WORK ITEM
Lines in the entries below where the word "title" shows up should each be copied.

Web page and app entries

────

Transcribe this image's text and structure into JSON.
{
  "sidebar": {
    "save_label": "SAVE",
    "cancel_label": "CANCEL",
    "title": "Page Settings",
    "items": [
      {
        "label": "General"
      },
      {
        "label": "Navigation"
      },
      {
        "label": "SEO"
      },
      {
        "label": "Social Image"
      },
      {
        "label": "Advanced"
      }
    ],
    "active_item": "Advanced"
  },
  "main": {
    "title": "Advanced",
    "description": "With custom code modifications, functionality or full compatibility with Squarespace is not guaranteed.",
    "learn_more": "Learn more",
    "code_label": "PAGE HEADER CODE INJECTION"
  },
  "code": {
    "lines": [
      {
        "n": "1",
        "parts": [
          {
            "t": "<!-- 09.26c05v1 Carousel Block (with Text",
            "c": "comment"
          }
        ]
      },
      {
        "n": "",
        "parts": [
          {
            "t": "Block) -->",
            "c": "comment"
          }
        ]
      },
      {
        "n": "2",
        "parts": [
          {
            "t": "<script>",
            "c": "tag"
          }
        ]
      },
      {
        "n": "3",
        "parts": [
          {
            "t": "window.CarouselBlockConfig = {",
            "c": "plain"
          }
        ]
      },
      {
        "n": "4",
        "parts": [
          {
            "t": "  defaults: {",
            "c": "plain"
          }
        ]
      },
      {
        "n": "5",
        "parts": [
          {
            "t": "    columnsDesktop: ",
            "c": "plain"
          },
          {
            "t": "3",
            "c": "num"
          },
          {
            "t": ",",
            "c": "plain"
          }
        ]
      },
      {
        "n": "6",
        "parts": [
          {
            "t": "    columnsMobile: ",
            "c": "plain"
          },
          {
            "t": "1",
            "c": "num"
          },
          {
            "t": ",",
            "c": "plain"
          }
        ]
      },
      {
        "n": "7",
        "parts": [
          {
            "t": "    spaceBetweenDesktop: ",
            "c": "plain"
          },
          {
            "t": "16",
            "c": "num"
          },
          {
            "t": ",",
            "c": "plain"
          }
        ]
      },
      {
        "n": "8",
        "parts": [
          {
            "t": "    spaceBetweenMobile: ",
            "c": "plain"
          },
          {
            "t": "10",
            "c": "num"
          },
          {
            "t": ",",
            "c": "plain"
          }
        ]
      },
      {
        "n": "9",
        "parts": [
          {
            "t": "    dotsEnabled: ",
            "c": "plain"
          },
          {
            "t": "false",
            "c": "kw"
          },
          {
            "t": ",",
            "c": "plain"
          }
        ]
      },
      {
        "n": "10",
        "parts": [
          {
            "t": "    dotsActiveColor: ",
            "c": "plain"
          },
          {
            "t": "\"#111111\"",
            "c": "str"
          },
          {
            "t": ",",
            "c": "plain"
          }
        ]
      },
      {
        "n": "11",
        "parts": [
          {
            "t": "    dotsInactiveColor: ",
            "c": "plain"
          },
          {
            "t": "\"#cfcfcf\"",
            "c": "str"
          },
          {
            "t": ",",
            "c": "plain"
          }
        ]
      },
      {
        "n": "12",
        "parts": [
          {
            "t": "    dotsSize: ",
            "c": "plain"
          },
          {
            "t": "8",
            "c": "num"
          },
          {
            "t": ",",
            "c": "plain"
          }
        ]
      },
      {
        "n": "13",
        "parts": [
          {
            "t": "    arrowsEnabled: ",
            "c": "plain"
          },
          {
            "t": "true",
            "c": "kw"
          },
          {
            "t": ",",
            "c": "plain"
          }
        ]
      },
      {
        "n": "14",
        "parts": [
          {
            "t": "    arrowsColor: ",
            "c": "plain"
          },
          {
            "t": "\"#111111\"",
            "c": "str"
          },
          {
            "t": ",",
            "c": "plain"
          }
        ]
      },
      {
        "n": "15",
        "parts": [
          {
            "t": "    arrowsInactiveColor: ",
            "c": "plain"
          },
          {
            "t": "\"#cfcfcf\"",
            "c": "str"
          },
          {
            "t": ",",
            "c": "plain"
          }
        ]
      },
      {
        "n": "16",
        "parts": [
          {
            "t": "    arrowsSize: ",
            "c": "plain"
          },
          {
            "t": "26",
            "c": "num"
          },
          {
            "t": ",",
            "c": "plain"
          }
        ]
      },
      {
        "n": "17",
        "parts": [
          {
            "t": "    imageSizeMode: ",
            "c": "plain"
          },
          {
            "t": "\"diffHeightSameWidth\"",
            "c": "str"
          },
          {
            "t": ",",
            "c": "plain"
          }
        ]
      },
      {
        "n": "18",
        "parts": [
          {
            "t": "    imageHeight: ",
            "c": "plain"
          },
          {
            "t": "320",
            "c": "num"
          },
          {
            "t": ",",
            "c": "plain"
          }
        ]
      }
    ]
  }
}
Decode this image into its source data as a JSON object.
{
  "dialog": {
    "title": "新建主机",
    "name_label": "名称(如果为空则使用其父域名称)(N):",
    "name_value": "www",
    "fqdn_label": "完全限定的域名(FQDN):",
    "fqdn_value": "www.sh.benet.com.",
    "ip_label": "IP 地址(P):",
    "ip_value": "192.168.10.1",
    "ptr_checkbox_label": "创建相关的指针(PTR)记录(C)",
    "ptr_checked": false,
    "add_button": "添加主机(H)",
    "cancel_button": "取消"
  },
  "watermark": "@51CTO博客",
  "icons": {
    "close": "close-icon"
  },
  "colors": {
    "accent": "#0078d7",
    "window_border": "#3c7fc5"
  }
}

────

ANSWER AREA
    "title": "Page Settings",
    "title": "Advanced",
    "title": "新建主机",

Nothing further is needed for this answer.